While ClickShare supports both Windows, Mac, iOS and Android, Linux and Chromebook are not officially supported. However, you can try the Google Cast extension within the Google Chrome browser on both Linux and Chromebooks.

ClickShare uses the ClickShare Collaboration Management Suite (CMGS) for device management. Here you can monitor and manage settings plus update the wallpaper for when screens are idle.

The device required to connect a laptop to a screen makes ClickShare a less scalable solution because every room needs to be equipped with as many devices as there are presenters. It’s a reliable albeit quite costly solution.

See how ClickShare compares to Airtame right here.

ClickShare sells for a range of $1,000-$3,950 (excl. VAT).



Airtame works similarly to ClickShare by mirroring the content on the device and projecting it to a TV or projector. It’s a small piece of hardware that plugs into the display itself, with a free app that lets presenters connect to the display. Unlike ClickShare, there’s no need for any device plugged into the laptop.

Airtame 2 offers connectivity and mirroring for Mac, Windows, Linux, Chromebook, and supports AirPlay iOS mirroring and presenting for Android. In a modern business setting where employees and guests alike are likely to bring different types of devices, this is a great advantage.

The other great advantage to Airtame is the cloud-based management platform called Airtame Cloud, where IT admins can monitor and manage all devices, perform bulk updates or even change the content on the screens when they’re not being streamed to. This puts an end to blank, idle screens in any business setting.

Airtame’s screen mirroring functionalities and many digital signage options make it an ideal choice for a business setting, with a price point applicable to both enterprises and startups.

Airtame costs $399 per device (excl.
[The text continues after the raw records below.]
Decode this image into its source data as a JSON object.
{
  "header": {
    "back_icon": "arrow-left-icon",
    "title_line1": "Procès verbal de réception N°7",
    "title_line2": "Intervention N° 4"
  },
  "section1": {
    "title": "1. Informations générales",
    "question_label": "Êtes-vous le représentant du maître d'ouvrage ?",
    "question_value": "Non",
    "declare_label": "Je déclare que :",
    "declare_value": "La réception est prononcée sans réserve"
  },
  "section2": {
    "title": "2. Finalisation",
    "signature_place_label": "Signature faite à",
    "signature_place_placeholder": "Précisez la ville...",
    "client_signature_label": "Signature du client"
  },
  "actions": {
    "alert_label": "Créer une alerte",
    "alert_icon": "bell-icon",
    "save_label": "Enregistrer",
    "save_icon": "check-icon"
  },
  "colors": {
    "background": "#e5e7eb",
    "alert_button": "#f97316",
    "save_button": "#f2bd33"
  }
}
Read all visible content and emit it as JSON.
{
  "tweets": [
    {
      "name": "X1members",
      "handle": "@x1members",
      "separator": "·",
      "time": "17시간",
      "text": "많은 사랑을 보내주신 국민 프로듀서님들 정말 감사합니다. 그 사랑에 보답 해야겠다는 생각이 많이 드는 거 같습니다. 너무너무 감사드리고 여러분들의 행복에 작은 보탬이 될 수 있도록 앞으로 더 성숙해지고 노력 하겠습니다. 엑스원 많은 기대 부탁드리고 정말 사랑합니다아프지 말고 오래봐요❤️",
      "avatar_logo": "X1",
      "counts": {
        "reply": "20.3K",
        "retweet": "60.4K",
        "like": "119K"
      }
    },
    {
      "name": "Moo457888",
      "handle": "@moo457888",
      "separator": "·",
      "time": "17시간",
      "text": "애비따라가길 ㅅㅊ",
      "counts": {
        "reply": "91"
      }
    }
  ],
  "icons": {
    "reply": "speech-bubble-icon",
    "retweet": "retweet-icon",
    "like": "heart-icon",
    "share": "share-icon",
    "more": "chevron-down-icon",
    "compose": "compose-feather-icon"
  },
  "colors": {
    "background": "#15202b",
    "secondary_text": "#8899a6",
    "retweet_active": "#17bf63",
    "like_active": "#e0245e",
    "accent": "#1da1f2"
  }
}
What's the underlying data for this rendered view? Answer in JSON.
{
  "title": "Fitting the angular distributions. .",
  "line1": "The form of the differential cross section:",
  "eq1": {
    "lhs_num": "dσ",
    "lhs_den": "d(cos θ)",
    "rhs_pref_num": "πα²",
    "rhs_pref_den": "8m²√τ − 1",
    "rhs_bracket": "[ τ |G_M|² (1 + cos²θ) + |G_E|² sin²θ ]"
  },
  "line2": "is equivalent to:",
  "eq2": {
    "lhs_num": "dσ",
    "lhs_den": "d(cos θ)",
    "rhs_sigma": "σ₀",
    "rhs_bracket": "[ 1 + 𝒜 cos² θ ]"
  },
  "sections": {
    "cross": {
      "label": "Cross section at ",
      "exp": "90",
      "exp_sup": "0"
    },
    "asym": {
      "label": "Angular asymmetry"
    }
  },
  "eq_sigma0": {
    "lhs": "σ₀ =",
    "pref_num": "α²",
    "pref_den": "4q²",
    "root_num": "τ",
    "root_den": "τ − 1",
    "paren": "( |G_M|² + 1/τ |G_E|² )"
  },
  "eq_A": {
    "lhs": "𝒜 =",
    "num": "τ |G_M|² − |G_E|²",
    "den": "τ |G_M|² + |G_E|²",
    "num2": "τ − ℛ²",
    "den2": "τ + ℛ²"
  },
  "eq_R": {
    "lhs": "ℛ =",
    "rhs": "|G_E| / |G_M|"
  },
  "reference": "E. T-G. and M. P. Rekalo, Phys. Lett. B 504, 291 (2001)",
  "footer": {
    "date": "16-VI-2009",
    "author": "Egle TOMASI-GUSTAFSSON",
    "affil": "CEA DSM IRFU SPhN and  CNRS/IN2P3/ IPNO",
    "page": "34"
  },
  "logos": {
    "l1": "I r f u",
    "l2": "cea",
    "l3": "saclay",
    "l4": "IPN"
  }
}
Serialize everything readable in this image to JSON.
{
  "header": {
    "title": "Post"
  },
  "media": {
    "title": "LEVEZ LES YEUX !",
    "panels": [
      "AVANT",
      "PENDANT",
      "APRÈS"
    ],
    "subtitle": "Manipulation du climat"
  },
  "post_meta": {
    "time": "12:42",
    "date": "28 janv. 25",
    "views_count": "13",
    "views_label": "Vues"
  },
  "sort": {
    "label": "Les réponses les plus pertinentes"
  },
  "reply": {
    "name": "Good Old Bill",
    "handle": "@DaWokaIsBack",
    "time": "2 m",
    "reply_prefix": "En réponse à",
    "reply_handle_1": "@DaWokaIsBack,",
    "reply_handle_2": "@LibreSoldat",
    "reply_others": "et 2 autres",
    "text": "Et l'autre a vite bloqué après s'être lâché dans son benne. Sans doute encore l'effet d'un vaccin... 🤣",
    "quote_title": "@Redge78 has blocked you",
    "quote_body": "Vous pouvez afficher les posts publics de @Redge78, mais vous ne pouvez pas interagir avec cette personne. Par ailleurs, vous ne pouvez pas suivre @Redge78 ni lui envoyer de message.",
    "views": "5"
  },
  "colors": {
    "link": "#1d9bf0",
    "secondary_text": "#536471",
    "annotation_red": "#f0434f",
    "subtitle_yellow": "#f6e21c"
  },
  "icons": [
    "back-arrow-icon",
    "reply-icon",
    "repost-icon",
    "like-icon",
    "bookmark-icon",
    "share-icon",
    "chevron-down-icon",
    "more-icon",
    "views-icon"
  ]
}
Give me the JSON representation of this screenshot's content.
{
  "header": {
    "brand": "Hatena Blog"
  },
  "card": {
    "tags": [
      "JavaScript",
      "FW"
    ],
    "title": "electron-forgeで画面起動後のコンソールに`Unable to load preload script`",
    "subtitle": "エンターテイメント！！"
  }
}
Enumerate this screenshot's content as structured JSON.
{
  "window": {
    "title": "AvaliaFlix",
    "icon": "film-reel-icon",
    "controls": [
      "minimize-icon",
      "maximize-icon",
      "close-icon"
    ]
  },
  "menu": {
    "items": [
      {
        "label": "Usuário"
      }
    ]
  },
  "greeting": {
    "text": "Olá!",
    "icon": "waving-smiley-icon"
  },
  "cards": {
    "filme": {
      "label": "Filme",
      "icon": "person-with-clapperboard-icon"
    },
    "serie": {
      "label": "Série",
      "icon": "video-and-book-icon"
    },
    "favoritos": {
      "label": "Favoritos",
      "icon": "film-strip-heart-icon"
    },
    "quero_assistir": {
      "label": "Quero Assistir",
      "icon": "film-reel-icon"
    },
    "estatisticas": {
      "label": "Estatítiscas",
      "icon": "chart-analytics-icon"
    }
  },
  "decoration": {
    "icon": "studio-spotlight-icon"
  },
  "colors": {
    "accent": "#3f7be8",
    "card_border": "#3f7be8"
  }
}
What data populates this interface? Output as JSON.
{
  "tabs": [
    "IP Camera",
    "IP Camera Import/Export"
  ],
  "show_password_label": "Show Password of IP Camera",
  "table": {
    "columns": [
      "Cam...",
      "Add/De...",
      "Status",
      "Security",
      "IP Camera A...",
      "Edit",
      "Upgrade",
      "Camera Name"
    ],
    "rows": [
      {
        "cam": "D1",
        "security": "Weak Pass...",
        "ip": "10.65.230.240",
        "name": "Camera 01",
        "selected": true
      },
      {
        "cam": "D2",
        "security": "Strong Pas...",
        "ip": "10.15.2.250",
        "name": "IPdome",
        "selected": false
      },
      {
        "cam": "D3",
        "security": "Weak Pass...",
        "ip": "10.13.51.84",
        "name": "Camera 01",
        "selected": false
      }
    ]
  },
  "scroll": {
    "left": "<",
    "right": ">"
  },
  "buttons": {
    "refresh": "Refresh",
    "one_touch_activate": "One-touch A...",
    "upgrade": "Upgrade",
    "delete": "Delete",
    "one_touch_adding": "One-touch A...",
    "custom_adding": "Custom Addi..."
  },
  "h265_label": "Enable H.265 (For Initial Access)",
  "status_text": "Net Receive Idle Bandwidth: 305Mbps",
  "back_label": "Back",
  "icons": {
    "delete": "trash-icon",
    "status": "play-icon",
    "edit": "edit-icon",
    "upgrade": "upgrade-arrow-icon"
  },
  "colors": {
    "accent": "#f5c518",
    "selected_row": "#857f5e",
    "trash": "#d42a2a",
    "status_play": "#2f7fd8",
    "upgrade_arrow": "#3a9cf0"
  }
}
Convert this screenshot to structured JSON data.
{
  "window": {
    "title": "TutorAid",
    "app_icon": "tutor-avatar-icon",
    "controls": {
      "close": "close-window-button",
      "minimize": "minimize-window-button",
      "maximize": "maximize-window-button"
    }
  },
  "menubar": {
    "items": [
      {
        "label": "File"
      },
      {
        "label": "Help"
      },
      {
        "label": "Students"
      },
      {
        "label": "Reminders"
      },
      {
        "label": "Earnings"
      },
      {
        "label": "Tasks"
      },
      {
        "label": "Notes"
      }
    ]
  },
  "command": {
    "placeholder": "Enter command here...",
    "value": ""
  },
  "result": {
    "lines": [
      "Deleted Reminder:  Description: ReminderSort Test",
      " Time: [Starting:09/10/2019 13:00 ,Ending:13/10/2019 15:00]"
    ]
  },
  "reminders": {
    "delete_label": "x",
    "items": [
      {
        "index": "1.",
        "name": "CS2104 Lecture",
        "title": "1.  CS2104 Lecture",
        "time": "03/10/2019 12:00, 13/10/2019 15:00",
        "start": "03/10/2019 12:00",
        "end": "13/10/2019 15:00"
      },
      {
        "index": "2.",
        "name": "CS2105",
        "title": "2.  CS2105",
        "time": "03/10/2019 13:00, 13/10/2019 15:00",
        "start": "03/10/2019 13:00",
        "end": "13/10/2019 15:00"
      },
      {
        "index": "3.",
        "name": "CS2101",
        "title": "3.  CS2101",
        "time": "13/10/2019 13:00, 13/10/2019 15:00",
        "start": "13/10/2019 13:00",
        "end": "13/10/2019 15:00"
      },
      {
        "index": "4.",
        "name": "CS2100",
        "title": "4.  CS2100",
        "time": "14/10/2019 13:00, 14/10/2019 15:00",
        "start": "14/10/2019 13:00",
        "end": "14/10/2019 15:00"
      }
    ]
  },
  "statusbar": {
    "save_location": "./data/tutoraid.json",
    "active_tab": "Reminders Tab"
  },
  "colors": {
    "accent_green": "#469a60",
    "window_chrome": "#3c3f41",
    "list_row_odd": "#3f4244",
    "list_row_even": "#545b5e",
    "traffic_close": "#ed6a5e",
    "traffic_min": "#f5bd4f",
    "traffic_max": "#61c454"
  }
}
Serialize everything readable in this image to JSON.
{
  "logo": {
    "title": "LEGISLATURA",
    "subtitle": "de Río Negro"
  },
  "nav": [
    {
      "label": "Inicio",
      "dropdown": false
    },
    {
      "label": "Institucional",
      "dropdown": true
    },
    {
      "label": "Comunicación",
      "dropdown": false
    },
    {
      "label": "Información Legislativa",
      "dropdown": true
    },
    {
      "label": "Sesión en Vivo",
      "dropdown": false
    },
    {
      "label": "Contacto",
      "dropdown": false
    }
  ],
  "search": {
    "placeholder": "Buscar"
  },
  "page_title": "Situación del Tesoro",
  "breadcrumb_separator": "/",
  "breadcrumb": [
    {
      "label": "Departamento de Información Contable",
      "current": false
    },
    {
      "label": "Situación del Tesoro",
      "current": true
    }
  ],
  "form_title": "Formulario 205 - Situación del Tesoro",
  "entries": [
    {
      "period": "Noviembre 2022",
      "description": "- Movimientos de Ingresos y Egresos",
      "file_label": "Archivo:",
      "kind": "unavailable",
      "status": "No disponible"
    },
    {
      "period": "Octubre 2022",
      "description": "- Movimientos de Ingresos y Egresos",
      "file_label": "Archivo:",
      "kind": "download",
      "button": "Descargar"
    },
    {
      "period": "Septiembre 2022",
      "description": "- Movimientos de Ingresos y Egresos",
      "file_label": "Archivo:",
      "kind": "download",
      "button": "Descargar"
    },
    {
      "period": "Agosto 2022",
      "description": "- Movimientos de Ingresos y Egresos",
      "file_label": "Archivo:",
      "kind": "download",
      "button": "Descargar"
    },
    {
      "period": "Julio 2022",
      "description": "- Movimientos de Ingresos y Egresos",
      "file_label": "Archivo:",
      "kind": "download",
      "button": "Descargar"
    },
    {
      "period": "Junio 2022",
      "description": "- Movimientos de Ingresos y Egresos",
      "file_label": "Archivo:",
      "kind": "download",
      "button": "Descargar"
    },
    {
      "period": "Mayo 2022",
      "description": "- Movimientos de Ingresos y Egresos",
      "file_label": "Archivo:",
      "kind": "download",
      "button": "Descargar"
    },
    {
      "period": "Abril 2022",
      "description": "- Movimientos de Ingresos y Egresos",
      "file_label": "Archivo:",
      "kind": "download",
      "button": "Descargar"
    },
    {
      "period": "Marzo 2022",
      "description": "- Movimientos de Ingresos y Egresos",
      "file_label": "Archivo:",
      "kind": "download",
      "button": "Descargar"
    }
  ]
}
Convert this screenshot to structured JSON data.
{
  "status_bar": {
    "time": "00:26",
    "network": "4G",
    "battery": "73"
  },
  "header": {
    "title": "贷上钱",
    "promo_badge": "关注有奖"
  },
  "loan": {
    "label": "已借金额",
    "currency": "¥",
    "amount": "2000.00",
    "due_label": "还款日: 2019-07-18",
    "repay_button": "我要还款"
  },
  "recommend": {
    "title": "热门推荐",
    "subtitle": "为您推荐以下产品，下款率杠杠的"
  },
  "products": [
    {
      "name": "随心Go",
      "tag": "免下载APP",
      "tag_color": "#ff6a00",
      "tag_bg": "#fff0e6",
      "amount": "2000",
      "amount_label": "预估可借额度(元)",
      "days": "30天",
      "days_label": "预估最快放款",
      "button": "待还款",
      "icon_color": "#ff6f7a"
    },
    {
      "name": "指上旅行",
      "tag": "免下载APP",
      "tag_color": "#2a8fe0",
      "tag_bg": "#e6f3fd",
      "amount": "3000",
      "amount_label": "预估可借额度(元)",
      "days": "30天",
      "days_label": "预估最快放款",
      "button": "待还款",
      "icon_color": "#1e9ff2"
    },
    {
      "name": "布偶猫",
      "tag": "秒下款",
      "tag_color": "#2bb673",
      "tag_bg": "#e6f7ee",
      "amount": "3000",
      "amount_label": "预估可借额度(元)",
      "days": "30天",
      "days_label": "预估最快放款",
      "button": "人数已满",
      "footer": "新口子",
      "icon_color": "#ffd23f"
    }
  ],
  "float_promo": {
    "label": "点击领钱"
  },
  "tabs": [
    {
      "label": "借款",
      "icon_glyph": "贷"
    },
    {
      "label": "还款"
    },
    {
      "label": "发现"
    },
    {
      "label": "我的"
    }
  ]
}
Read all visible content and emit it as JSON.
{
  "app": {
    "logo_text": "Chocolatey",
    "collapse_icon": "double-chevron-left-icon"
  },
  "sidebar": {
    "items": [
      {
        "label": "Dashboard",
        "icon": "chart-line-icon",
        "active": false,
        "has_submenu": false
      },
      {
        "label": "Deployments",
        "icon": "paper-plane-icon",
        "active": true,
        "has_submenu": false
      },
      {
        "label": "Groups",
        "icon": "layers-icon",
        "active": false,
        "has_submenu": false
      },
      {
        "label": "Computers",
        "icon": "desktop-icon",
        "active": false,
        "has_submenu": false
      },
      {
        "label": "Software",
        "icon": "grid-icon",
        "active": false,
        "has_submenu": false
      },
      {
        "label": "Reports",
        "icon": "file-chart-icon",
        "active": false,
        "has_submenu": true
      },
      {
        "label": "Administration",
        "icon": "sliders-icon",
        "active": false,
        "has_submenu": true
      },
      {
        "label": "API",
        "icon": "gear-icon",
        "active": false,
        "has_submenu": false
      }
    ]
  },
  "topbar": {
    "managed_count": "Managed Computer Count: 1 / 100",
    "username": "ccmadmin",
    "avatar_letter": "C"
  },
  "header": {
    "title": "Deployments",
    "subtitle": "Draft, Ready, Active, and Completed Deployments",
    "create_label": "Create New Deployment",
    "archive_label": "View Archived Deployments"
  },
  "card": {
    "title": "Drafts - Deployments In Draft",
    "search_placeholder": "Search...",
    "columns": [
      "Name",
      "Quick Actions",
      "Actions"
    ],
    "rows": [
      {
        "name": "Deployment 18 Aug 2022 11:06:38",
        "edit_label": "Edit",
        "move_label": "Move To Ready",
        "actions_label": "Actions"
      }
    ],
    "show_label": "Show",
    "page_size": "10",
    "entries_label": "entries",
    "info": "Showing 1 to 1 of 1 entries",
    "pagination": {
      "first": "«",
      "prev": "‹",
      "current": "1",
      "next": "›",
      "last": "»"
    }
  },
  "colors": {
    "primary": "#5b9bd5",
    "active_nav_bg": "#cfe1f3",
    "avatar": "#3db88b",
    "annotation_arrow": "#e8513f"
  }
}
VAT).


Wireless presenting is a must in any business

Wireless presenting is increasingly a must-have in business settings, but there are many different routes to take to achieve it. Now that you’ve discovered some of the different wireless presentation solutions on the market, you’re better equipped to choose exactly the device that’s right for your company.

If you wish to know more about presenting wirelessly, reach out to Airtame’s Customer Success team.